- Aim of the task -
Within the records below, find each line with the word "icon" and copy it out.

- Web page and app entries -

========

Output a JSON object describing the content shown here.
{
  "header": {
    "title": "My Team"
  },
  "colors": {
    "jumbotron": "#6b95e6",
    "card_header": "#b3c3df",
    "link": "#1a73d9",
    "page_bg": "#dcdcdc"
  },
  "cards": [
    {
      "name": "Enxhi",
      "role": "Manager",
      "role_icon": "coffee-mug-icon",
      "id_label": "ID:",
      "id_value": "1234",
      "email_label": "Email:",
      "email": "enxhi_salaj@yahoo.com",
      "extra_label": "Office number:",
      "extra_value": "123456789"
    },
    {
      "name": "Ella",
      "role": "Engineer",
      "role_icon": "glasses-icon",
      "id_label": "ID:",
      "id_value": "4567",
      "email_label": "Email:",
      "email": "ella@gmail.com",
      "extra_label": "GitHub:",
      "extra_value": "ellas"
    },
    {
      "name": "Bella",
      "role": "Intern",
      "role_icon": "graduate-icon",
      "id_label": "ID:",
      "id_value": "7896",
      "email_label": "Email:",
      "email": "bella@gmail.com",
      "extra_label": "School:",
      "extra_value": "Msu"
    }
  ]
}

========

- Solution -
      "role_icon": "coffee-mug-icon",
      "role_icon": "glasses-icon",
      "role_icon": "graduate-icon",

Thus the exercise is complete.